Victor D. Infante on the “The Death of a Copy Editor: “I have a confession to make. I began writing the first draft of this short story at 6 a.m. the day it was due, and I finished it by noon. What can I say? I’m a journalist. I thrive on deadlines. But I had wanted for a while to capture that frustration of that vanishing aspect of journalism, the despair and anger that came when a job that’s already implicitly invisible disappears even more.”
Amy Ray on "A Nose For News": "As any New Englander will remember, we were slammed with snow last winter (Boston hit a record 108.6 inches!) While digging out my walk, hoisting the shovel high enough to clear the snow bank that towered over my head, a crime started to form in my imagination. What if a murder occurred just before one of these killer snowstorms hit, covering the victim under an icy mound until the spring thaw? Drawing on my prior freelance experience, my protagonist was naturally a female reporter for a small weekly newspaper. I wanted to make my story different from what I imagined the other submissions would be like -- gritty, hard-boiled, noir -- so I wrote a cozy mystery, complete with animal sidekick. The canine hero, named Poe after the newspaper owner’s favorite author, was inspired by my friend’s adorable pug, Peter. I enjoyed writing in the cozy genre so much that I’ve since e-published the first of my Antiques Alley Short Mysteries. Even though I grumbled my way through last winter’s succession of storms, the endless shoveling let my mind wander and unearth ideas as fresh as the snow falling around me."
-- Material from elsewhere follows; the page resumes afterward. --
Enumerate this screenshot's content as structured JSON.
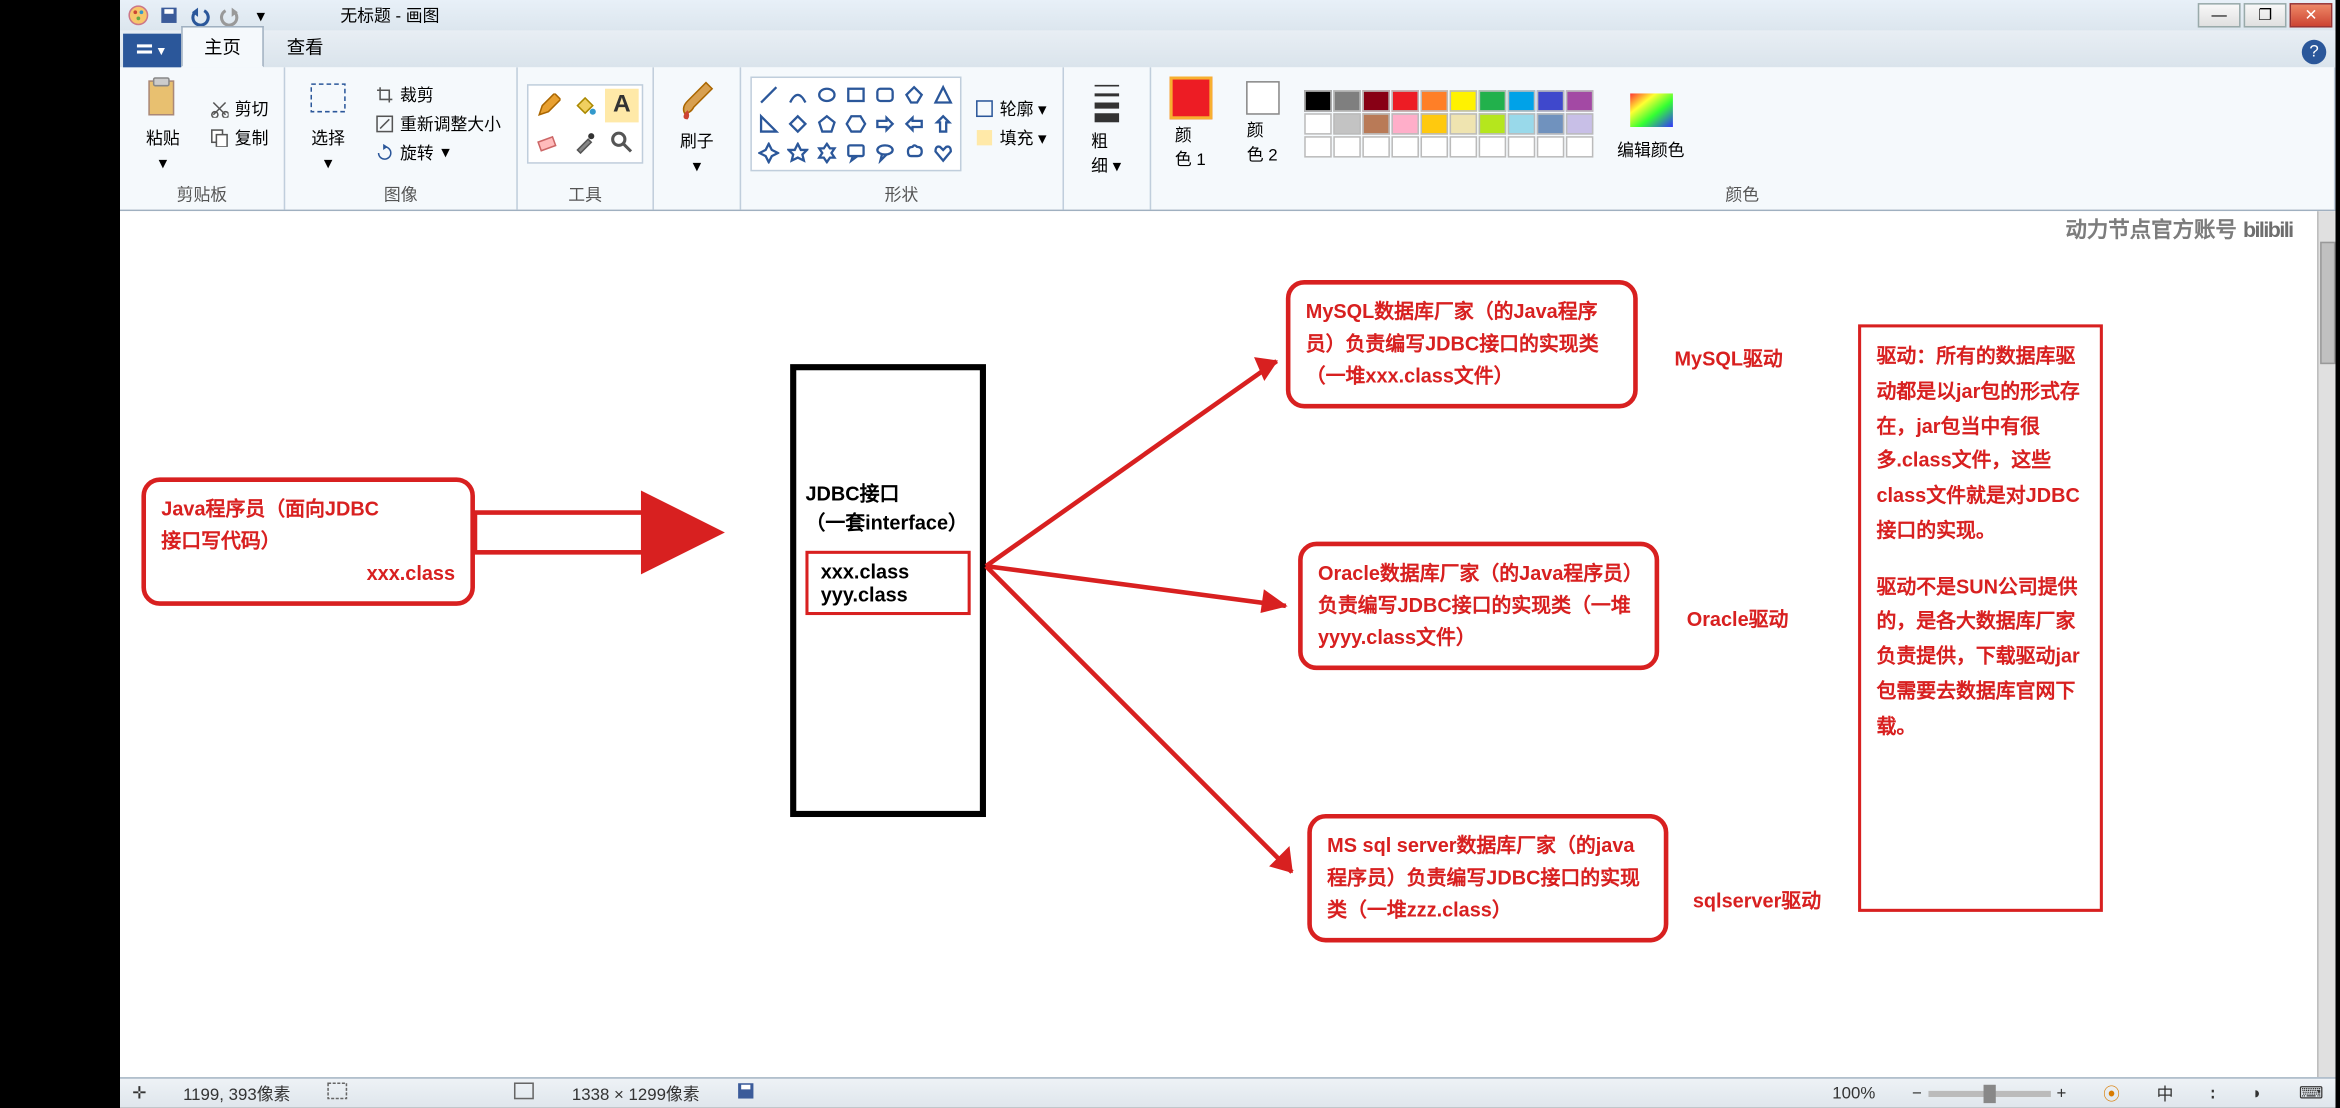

Donna Catanzaro on creating Murder Ink's killer cover: "When George Geers, the publisher, asked me to create a collage for the cover of a pulp fiction newsroom collection I immediately imagined the scene. It would be a smoky, dirty room, cluttered with files and old crime photos, placed in the past, back in the heyday of pulp fiction. I hadn’t read any of the stories that would be included in the book -- in fact I don’t think the stories had been chosen at that point. But as George informed me, pulp fiction covers rarely ever related to the contents of the books. As I worked on the piece a story developed. I placed a man’s body under the desk with an empty bottle of alcohol. Is he dead or passed out? A beautiful but tough newswoman, smoking a cigarette, is holding an old Graflex camera. She’s worked extra hard to get this position, so of course, she has arrived earlier than her male co-worker. Or maybe she’s been there all night. Has she photographed a crime? Or did she photograph the man under the desk for blackmail? The newsman clutches the phone. He just walked in. But who is he going to call: the police, the man’s wife, or his boss? He hesitates. Around the office are possible weapons: a gun and a letter opener -- but have they been used? Like most of my work, I imagine it to be a scene from a movie, or in this case, a short story. I invite a writer to finish this story if they find it inspiring, for the next Murder Ink!"